Throwback Thursday: Where Did The Hanukkah Bush Come From?

Throwback Thursday: Where Did The Hanukkah Bush Come From?

At sundown on December 16, Jews all over the world lit the first candle on their menorahs and began this year’s Hanukkah celebration. The holiday, sometimes referred to the Festival of Lights, commemorates the rededication of the Holy Temple in Jerusalem after the Maccabean revolt against Seleucid Greeks, one of the first recorded fights for religious freedom. Often thought of as the “Jewish Christmas,” American Jews have transformed Hanukkah from a minor Jewish holiday to a grand, commercialized one over the past 200 years.

Like Christianity, Judaism has two major celebrations, neither of which is Hanukkah. The two major Jewish holidays are Yom Kippur and Passover; Yom Kippur is the Day of Atonement, and the holiest day of the year, and Passover celebrates the liberation from slavery in ancient Egypt. These holidays, as well as several other holidays that “outrank” Hanukkah, require restrictions on what people can eat and do. Hanukkah, on the other hand, does not have any accompanying rules, which makes the holiday more accessible to a lot of people. The ease of celebration, in addition to the holiday’s close proximity to Christmas, has made Hanukkah the most celebrated–-and commercialized–-Jewish holiday in America. However, there are some historical reasons as to why Hanukkah in America has become increasingly commercialized.

For a majority of Jews in Europe, poverty and scarcity were part of the everyday experience. America, on the other hand, was associated with abundance, prosperity and conspicuous consumption. During the 19th century, a combination of a rising consumer economy and the expansion of department stores allowed for the commercialization of the Christmas holiday. By the early 20th century, Jewish newspapers began to advertise Hanukkah gifts sold in Jewish-owned stores. Giving gifts on Hanukkah allowed immigrant Jews to both demonstrate their new, more affluent lifestyles and show that they fit in with American consumer culture. In the 1950s, the postwar suburban boom began, and families began moving out of the cities in droves.
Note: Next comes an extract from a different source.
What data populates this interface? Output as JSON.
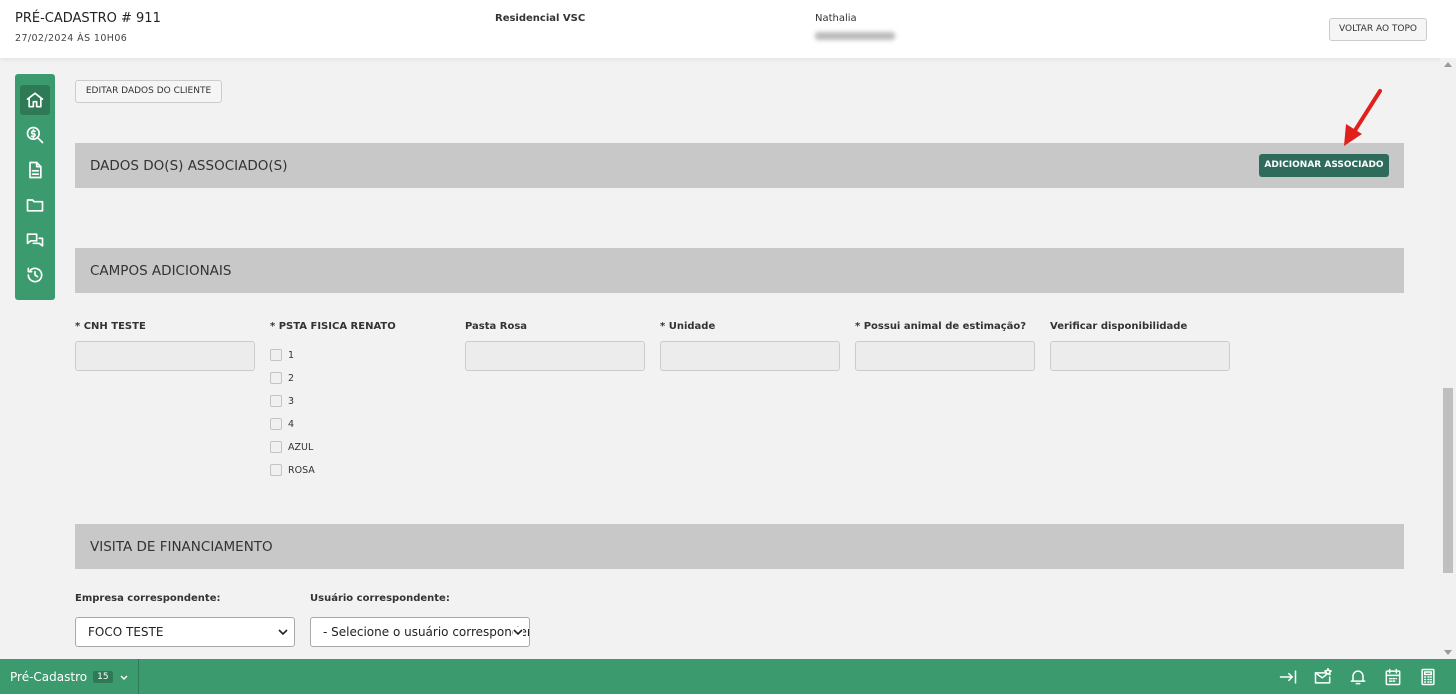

By no longer living in urban ethnic areas where everybody was like them, Jewish families were exposed to what their neighbors were doing to decorate for and celebrate Christmas, and Hanukkah decoration customs, such as the Hanukkah Bush, were born.

Today, the market is inundated with Hanukkah-themed products and decorations inspired by Christmas traditions and toys. American Jews can buy gingerbread Hanukkah house kits, a Mensch On A Bench (instead of an Elf On The Shelf) and even Hanukkah-themed ornaments. While some conservatives may see the commercialization as detrimental to the Jewish faith, there are Jewish scholars and leaders who see the borrowing from Christian traditions as part of how Jews embrace larger culture in their traditions. For example, what most people think of when it comes to traditional Jewish food was really just borrowed from the different countries Jews lived in in Eastern Europe. While the Macabees probably did not envision future Jews celebrating their victory by decorating a six-foot tall menorah tree, the rise of Hanukkah in America has given people more opportunities to celebrate their faith.

Cover Photo Source: Sergey Karpov

[author] [author_image timthumb=’on’][/author_image] [author_info]Jenny is a Junior Executive at SJG. She earned her BA in Psychology and a minor in Educational Studies in 2014 from Colgate University. Outside the office, Jenny loves to travel (usually to Disney World), bake and watch copious amounts of TLC.[/author_info] [/author]